_Task brief_
Copy the records below exactly. Include all of them.

_Input data_
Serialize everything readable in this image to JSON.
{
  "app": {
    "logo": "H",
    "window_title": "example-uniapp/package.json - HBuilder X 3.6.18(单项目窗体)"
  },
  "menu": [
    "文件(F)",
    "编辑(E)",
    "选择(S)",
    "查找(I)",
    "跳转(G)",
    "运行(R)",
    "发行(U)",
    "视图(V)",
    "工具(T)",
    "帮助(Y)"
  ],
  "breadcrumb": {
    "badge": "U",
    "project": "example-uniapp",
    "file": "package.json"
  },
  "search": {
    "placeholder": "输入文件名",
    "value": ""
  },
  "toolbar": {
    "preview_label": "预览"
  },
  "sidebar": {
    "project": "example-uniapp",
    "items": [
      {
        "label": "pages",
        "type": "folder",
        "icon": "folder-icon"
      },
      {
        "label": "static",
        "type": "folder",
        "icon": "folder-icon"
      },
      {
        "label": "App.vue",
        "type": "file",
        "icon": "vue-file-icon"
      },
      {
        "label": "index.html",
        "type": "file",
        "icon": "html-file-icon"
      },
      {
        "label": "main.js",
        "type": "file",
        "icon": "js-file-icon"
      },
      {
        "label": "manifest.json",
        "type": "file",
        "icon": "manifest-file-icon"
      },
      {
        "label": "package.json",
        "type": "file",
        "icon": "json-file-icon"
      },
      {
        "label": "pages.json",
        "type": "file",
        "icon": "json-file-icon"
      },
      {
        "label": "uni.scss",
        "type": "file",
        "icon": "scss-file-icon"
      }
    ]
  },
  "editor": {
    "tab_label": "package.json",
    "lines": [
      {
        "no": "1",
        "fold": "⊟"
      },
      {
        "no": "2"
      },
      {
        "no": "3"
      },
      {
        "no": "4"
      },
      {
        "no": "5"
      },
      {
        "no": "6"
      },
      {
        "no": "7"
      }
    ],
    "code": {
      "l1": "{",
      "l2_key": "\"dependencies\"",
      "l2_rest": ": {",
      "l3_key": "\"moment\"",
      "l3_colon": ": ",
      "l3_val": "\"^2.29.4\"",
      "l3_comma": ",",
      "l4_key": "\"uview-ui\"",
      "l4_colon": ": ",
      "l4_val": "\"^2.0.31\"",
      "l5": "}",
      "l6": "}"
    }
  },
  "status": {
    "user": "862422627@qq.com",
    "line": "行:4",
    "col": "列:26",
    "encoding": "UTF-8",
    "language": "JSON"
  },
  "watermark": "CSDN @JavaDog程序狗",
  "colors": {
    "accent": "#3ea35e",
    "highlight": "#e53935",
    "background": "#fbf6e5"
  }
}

_Answer to the problem_
Serialize everything readable in this image to JSON.
{
  "app": {
    "logo": "H",
    "window_title": "example-uniapp/package.json - HBuilder X 3.6.18(单项目窗体)"
  },
  "menu": [
    "文件(F)",
    "编辑(E)",
    "选择(S)",
    "查找(I)",
    "跳转(G)",
    "运行(R)",
    "发行(U)",
    "视图(V)",
    "工具(T)",
    "帮助(Y)"
  ],
  "breadcrumb": {
    "badge": "U",
    "project": "example-uniapp",
    "file": "package.json"
  },
  "search": {
    "placeholder": "输入文件名",
    "value": ""
  },
  "toolbar": {
    "preview_label": "预览"
  },
  "sidebar": {
    "project": "example-uniapp",
    "items": [
      {
        "label": "pages",
        "type": "folder",
        "icon": "folder-icon"
      },
      {
        "label": "static",
        "type": "folder",
        "icon": "folder-icon"
      },
      {
        "label": "App.vue",
        "type": "file",
        "icon": "vue-file-icon"
      },
      {
        "label": "index.html",
        "type": "file",
        "icon": "html-file-icon"
      },
      {
        "label": "main.js",
        "type": "file",
        "icon": "js-file-icon"
      },
      {
        "label": "manifest.json",
        "type": "file",
        "icon": "manifest-file-icon"
      },
      {
        "label": "package.json",
        "type": "file",
        "icon": "json-file-icon"
      },
      {
        "label": "pages.json",
        "type": "file",
        "icon": "json-file-icon"
      },
      {
        "label": "uni.scss",
        "type": "file",
        "icon": "scss-file-icon"
      }
    ]
  },
  "editor": {
    "tab_label": "package.json",
    "lines": [
      {
        "no": "1",
        "fold": "⊟"
      },
      {
        "no": "2"
      },
      {
        "no": "3"
      },
      {
        "no": "4"
      },
      {
        "no": "5"
      },
      {
        "no": "6"
      },
      {
        "no": "7"
      }
    ],
    "code": {
      "l1": "{",
      "l2_key": "\"dependencies\"",
      "l2_rest": ": {",
      "l3_key": "\"moment\"",
      "l3_colon": ": ",
      "l3_val": "\"^2.29.4\"",
      "l3_comma": ",",
      "l4_key": "\"uview-ui\"",
      "l4_colon": ": ",
      "l4_val": "\"^2.0.31\"",
      "l5": "}",
      "l6": "}"
    }
  },
  "status": {
    "user": "862422627@qq.com",
    "line": "行:4",
    "col": "列:26",
    "encoding": "UTF-8",
    "language": "JSON"
  },
  "watermark": "CSDN @JavaDog程序狗",
  "colors": {
    "accent": "#3ea35e",
    "highlight": "#e53935",
    "background": "#fbf6e5"
  }
}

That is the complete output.